Ukraine's current President, Viktor Yushchenko flew to Tbilisi to join his Georgian friend and fellow head of state, Mikheil Saakashvili, in the school's re-dedication ceremony. Both men rode to power following mass pro-democracy protests that came to be known as colored revolutions. Georgia's was the Rose Revolution and Ukraine's was the Orange. Accordingly, the Hrushevsky School was painted orange.

Moscow has not disguised its displeasure with the colored revolutions and refuses to deal with Mr. Saakashvili. On Tuesday, President Yushchenko again flew to Tbilisi, accompanied this time by the presidents of Poland, Latvia, Lithuania and Estonia.

Mr. Yushchenko says the task of the presidential mission is to show that Georgia is not alone, that in this age the power of reason should not be replaced by the iron fist.

The Ukrainian leader says the five presidents came to Georgia to prohibit the of killing people and the execution of the country.

Ukrainian military analyst Oleksiy Melnyk, of the Razumkov Center think tank in Kyiv, told VOA the Polish, Ukrainian and Baltic leaders do not necessarily agree with all of the actions undertaken in the conflict by Georgian leadership, but notes they risked their own physical security to send a signal to Moscow.

Melnyk says Moscow should see the presidential show of solidarity in Tbilisi as a serious signal that Russian foreign policy of establishing control over former Soviet republics and its neighborhood achieves a totally opposite effect. The analyst says Russia is surrounding itself with nations that are, at a minimum, not friendly and perhaps even hostile toward Moscow.

Oleksiy Melnyk says Russian military actions in Georgia could lead the majority of Ukrainians who now oppose to their country's NATO membership to reassess their opinions about the respective security threats posed by the Western alliance and Russia.

The chairman of the European Integration Forum in Tbilisi, Soso Tsiskarishvili, agrees with Melnyk's assessment, but notes Ukraine is better prepared to meets NATO's democratic standards for membership than Georgia.

Tsiskarishvili says Ukraine's two recent parliamentary elections and Georgia's presidential and parliamentary contests differ from one another like heaven and earth in terms of democratic and transparent procedures.

But Russian military analyst Pavel Felgenhauer cautions that Ukraine could be Russia's next target as part of what he says is a grand Kremlin plan for the partial restoration of Russian greatness.

"Russia right now wants at least half of Ukraine to be annexed," said Felgenhauer. "Vladimir Putin talked about that rather openly at the NATO summit in Bucharest, Romania in April. Ukraine will disintegrate into two halves, and we want the eastern half, including of course, first and foremost, Crimea."

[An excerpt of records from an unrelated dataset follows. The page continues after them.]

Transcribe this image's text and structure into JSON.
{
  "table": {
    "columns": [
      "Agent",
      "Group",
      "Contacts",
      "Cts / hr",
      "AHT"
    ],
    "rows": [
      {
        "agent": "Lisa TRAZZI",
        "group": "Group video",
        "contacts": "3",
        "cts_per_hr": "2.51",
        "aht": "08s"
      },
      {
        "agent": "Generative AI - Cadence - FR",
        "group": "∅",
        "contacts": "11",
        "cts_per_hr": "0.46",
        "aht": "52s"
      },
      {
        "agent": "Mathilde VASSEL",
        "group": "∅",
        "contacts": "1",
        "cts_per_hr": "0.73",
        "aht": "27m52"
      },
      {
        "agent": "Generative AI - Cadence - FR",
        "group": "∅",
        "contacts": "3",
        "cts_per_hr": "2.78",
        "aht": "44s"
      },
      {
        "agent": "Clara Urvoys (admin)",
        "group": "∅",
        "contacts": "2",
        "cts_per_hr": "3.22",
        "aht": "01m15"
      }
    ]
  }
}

Felgenhauer says Ukraine's overwhelming vote for independence in 1991, which included a majority of Crimeans, means nothing to Kremlin rulers, who the analyst says do not respect the will of even their own people.

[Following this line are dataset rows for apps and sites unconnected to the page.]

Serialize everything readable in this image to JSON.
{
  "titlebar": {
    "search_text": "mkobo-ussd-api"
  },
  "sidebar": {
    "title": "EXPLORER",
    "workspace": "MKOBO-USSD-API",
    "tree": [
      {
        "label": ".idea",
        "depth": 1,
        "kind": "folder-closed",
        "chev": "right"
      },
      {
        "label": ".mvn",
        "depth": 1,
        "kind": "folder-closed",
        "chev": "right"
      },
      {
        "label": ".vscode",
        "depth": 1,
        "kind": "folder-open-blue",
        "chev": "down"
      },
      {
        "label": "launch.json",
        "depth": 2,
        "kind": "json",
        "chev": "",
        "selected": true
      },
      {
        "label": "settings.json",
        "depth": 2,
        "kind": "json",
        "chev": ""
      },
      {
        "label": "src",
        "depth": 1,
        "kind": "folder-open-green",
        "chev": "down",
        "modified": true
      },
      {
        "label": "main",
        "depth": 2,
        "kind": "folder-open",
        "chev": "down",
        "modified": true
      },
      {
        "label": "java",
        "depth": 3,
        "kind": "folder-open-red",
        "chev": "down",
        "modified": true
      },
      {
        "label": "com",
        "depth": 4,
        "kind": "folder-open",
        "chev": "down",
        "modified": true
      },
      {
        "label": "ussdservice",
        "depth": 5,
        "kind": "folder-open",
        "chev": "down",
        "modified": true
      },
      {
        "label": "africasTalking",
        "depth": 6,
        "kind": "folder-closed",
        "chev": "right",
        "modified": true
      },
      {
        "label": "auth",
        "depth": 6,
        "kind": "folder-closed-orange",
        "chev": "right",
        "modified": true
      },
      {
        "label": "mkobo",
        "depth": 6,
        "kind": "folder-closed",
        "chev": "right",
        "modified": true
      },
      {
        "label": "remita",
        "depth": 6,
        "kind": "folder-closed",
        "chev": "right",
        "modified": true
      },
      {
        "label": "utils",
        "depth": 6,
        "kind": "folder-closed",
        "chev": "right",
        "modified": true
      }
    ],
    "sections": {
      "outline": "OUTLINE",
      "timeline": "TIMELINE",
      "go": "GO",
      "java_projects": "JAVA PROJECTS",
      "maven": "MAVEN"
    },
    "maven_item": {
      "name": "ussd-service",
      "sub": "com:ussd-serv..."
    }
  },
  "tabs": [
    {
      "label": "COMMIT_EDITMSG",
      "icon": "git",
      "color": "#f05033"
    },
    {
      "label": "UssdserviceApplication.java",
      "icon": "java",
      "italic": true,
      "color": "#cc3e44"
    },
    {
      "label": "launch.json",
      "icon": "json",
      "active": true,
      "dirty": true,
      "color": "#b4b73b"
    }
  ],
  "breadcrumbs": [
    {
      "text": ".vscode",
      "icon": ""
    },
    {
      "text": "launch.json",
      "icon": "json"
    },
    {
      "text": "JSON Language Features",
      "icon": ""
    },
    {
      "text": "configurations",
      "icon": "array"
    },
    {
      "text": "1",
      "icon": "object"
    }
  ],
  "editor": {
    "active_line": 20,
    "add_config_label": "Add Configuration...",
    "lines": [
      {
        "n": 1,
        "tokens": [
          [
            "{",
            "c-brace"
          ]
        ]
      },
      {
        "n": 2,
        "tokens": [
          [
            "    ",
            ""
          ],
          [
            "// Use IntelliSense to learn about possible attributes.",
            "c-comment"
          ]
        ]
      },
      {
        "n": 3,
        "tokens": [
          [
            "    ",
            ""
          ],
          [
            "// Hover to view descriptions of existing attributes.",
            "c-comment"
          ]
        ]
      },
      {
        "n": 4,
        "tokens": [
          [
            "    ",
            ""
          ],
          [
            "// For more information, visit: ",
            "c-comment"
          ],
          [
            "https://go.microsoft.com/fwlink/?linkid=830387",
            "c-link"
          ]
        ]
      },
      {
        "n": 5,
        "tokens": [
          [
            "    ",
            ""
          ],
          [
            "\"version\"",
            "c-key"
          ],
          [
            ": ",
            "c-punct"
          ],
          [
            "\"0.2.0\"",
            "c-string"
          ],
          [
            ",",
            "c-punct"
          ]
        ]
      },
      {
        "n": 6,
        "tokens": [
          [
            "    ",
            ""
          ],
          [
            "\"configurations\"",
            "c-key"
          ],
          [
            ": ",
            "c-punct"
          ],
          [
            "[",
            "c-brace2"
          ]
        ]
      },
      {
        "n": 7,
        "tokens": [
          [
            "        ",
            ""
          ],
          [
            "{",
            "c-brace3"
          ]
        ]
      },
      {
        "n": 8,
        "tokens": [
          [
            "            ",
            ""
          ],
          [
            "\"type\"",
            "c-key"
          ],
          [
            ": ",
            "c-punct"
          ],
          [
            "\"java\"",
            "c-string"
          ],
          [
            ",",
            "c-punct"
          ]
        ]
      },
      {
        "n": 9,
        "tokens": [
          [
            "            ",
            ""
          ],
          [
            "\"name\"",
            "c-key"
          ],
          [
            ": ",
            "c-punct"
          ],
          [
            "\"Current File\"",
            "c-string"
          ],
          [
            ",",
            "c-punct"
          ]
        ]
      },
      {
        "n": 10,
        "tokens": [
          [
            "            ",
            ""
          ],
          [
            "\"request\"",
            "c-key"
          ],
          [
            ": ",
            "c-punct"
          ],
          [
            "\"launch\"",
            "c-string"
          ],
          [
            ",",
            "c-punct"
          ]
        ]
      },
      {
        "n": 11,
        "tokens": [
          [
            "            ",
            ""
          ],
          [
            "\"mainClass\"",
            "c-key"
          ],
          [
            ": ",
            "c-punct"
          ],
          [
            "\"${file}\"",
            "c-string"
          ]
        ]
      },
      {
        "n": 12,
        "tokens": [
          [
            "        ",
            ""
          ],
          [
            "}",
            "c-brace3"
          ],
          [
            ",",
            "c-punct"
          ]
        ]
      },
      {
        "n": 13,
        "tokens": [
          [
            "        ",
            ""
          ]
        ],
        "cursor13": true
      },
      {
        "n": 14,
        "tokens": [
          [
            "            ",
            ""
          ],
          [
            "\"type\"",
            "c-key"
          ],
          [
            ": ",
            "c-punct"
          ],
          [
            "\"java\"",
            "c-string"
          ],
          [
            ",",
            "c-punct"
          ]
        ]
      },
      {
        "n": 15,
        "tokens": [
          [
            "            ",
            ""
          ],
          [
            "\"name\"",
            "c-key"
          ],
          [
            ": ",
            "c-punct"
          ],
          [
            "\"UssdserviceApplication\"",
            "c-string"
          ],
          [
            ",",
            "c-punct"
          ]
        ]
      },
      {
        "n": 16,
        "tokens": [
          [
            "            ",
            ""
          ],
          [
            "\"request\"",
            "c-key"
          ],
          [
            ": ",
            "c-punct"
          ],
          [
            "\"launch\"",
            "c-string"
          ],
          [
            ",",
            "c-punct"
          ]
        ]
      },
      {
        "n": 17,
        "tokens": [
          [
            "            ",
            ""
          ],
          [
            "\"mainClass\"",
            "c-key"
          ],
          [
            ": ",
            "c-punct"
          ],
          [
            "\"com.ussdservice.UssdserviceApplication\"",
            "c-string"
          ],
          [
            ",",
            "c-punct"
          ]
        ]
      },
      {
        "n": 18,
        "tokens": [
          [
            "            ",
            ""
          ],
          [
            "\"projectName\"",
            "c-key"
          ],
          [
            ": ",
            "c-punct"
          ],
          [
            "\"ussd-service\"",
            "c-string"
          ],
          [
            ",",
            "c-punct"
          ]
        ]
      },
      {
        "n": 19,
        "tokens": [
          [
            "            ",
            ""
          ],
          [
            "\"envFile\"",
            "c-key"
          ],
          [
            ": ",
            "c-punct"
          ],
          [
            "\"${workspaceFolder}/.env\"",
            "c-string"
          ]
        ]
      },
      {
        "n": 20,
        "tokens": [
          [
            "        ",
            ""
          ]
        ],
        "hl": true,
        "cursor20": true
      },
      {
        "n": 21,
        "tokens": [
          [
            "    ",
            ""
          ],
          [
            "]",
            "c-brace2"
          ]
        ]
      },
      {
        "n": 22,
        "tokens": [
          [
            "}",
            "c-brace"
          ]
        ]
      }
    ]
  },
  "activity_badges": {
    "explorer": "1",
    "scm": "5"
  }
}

Nonetheless, the analyst says Russia is tied down in Georgia and will not make any immediate military moves against Ukraine. He notes, however, that Russia's Black Sea Fleet, which leases naval facilities in Sevastopol in Crimea, will likely steam back to port in defiance of a Ukrainian presidential order that it must first ask for Ukrainian permission.

"If Russia openly challenges Ukrainian sovereignty, I think that Ukraine will then turn to the West and say, 'you know guys, they're challenging our sovereignty with their fleet.' And this will happen without any kind of use of arms, or anything made in anger. Ukraine right now, apparently wants to make the threat to its sovereignty obvious to outside powers," said Felgenhauer.

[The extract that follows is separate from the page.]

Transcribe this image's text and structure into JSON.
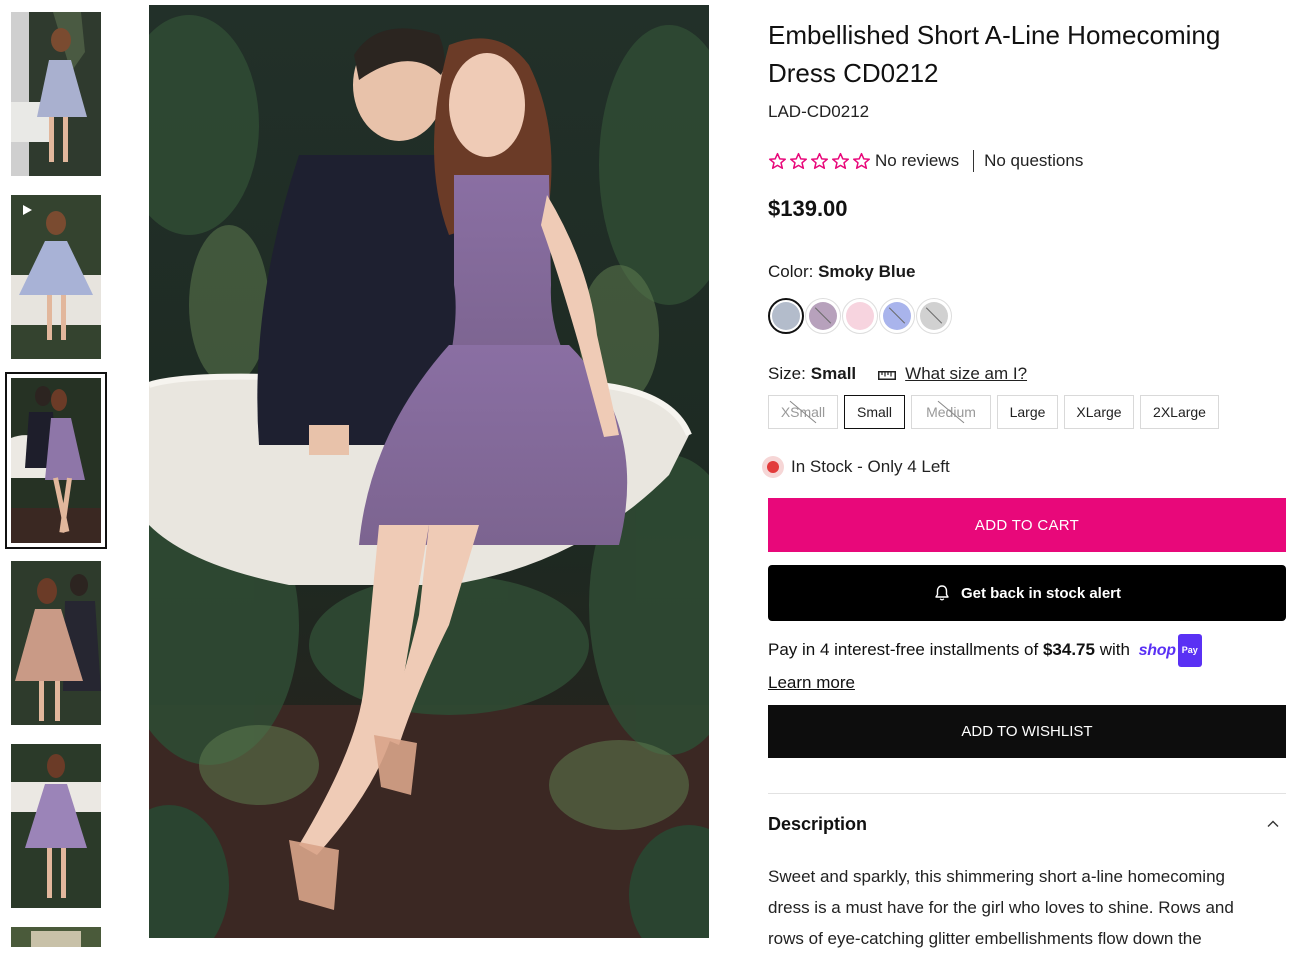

Felgenhauer says Moscow's vision of the world is that of Prime Minister Vladimir Putin; one in which Russia and Washington share spheres of influence. The analyst notes that Russia withdrew its bases from Cuba and Vietnam, expecting the United States to stay away from what Moscow thought was to be its sphere of influence. He says Moscow felt betrayed when Washington began supporting colored revolutions among Russia's neighbors.

But Soso Tsiskarishvili points to this week's visit to Tbilisi by presidents of five countries that border Russia as a sign that they do not trust the Kremlin.